A Workshop with Charles Flower on Meadow Creation.
Emily Terry from Pinkhill Farm reflects:
On the 9th July, Charles Flower and his daughter, Sarah, held a workshop at Long Mead, providing insight into the restoration and establishment of wildflower meadows. The group of about 20 came from nearby surrounding areas, each with common endeavours to restore wildflowers areas. From Oxford College gardeners, to Eynsham villagers working with 20x20m patches of land, to the landscape scale of the Thames Valley Widlflower Meadow Restoration Project, the diverse group shared their common passion.
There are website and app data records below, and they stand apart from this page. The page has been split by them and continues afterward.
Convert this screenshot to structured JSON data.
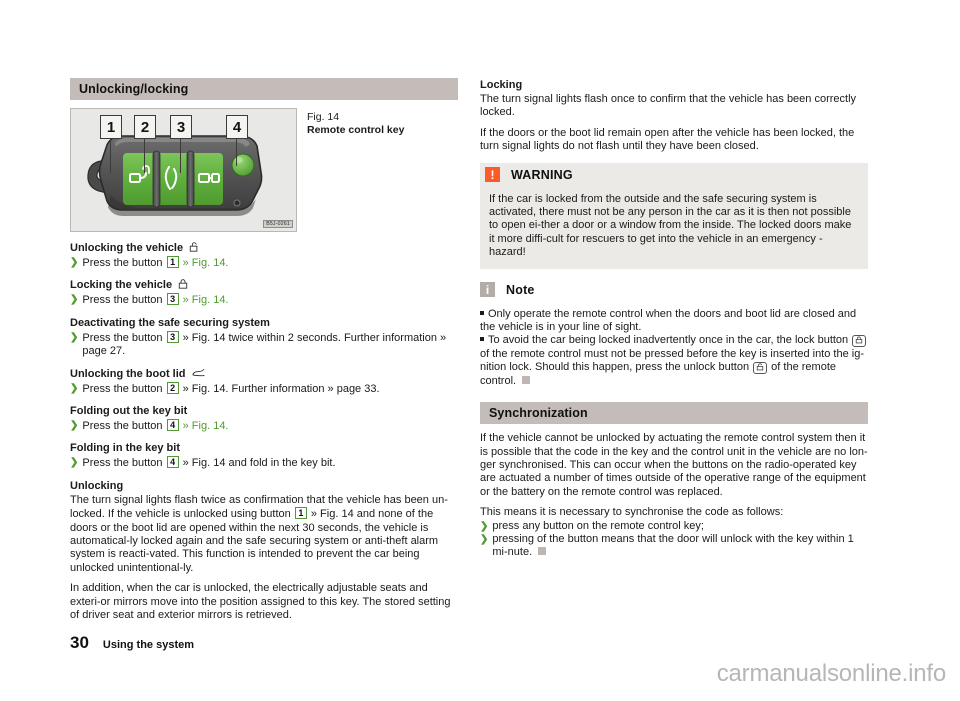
{
  "document": {
    "page_number": "30",
    "footer_label": "Using the system",
    "watermark": "carmanualsonline.info"
  },
  "left": {
    "section_title": "Unlocking/locking",
    "figure": {
      "number": "Fig. 14",
      "caption": "Remote control key",
      "image_code": "B5J-0261",
      "callouts": [
        "1",
        "2",
        "3",
        "4"
      ],
      "alt": "Remote control key with four numbered buttons"
    },
    "blocks": [
      {
        "heading": "Unlocking the vehicle",
        "heading_icon": "unlock-icon",
        "items": [
          {
            "pre": "Press the button ",
            "ref": "1",
            "post": " » Fig. 14."
          }
        ]
      },
      {
        "heading": "Locking the vehicle",
        "heading_icon": "lock-icon",
        "items": [
          {
            "pre": "Press the button ",
            "ref": "3",
            "post": " » Fig. 14."
          }
        ]
      },
      {
        "heading": "Deactivating the safe securing system",
        "heading_icon": "",
        "items": [
          {
            "pre": "Press the button ",
            "ref": "3",
            "post": " » Fig. 14 twice within 2 seconds. Further information » page 27."
          }
        ]
      },
      {
        "heading": "Unlocking the boot lid",
        "heading_icon": "boot-lid-icon",
        "items": [
          {
            "pre": "Press the button ",
            "ref": "2",
            "post": " » Fig. 14. Further information » page 33."
          }
        ]
      },
      {
        "heading": "Folding out the key bit",
        "heading_icon": "",
        "items": [
          {
            "pre": "Press the button ",
            "ref": "4",
            "post": " » Fig. 14."
          }
        ]
      },
      {
        "heading": "Folding in the key bit",
        "heading_icon": "",
        "items": [
          {
            "pre": "Press the button ",
            "ref": "4",
            "post": " » Fig. 14 and fold in the key bit."
          }
        ]
      }
    ],
    "unlocking": {
      "heading": "Unlocking",
      "para1_a": "The turn signal lights flash twice as confirmation that the vehicle has been un-locked. If the vehicle is unlocked using button ",
      "para1_ref": "1",
      "para1_b": " » Fig. 14 and none of the doors or the boot lid are opened within the next 30 seconds, the vehicle is automatical-ly locked again and the safe securing system or anti-theft alarm system is reacti-vated. This function is intended to prevent the car being unlocked unintentional-ly.",
      "para2": "In addition, when the car is unlocked, the electrically adjustable seats and exteri-or mirrors move into the position assigned to this key. The stored setting of driver seat and exterior mirrors is retrieved."
    }
  },
  "right": {
    "locking": {
      "heading": "Locking",
      "para1": "The turn signal lights flash once to confirm that the vehicle has been correctly locked.",
      "para2": "If the doors or the boot lid remain open after the vehicle has been locked, the turn signal lights do not flash until they have been closed."
    },
    "warning": {
      "icon": "warning-icon",
      "title": "WARNING",
      "body": "If the car is locked from the outside and the safe securing system is activated, there must not be any person in the car as it is then not possible to open ei-ther a door or a window from the inside. The locked doors make it more diffi-cult for rescuers to get into the vehicle in an emergency - hazard!"
    },
    "note": {
      "icon": "note-icon",
      "title": "Note",
      "item1": "Only operate the remote control when the doors and boot lid are closed and the vehicle is in your line of sight.",
      "item2_a": "To avoid the car being locked inadvertently once in the car, the lock button ",
      "item2_chip1": "lock-button-icon",
      "item2_b": " of the remote control must not be pressed before the key is inserted into the ig-nition lock. Should this happen, press the unlock button ",
      "item2_chip2": "unlock-button-icon",
      "item2_c": " of the remote control."
    },
    "sync": {
      "section_title": "Synchronization",
      "para1": "If the vehicle cannot be unlocked by actuating the remote control system then it is possible that the code in the key and the control unit in the vehicle are no lon-ger synchronised. This can occur when the buttons on the radio-operated key are actuated a number of times outside of the operative range of the equipment or the battery on the remote control was replaced.",
      "para2": "This means it is necessary to synchronise the code as follows:",
      "steps": [
        "press any button on the remote control key;",
        "pressing of the button means that the door will unlock with the key within 1 mi-nute."
      ]
    }
  },
  "colors": {
    "accent_green": "#4f9b30",
    "bar_grey": "#c4bcb8",
    "warning_orange": "#f95b29",
    "note_grey": "#b4aca8",
    "callout_bg": "#eceae6"
  }
}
Talking together, we were able to learn about the techniques needed to achieve restorations goals, for example, knowing when to top the crop to ensure enough light reaches the seeds below the earlier flowering plants. We also felt a real sense of community cohesion, with everyone doing their part in creating corridors and steppingstones for wildlife to thrive in. The Workshop demonstrated the creativity and energy that can be achieved by the Nature Recovery network approach, which connects people from different worlds.
I really felt the importance of passing knowledge down through generations throughout the day, with Charles passing his knowledge down to his daughter, and getting to know other family farmers moving towards sustainability.
I myself feel incredibly lucky to be staying in Eynsham this month, working towards the same aims as my forward-thinking Grandmother, who grew up in Austria surrounded by wildflower meadows which, with intensified farming, she saw disappear throughout her lifetime. She bought Pinkhill Farm in 1987 with a vision of bringing back wildflowers and allowing hedgerows to grow out, attracting nesting birds. With my uncle and his family seeing this legacy through, we are able to continue to move away from the stereotypical idea of farming, increasing carbon sequestration and creating a biodiverse environment.
Join us for Workshop II from Charles Flower: Propagating Wildflowers, July 20th 10am to 1pm.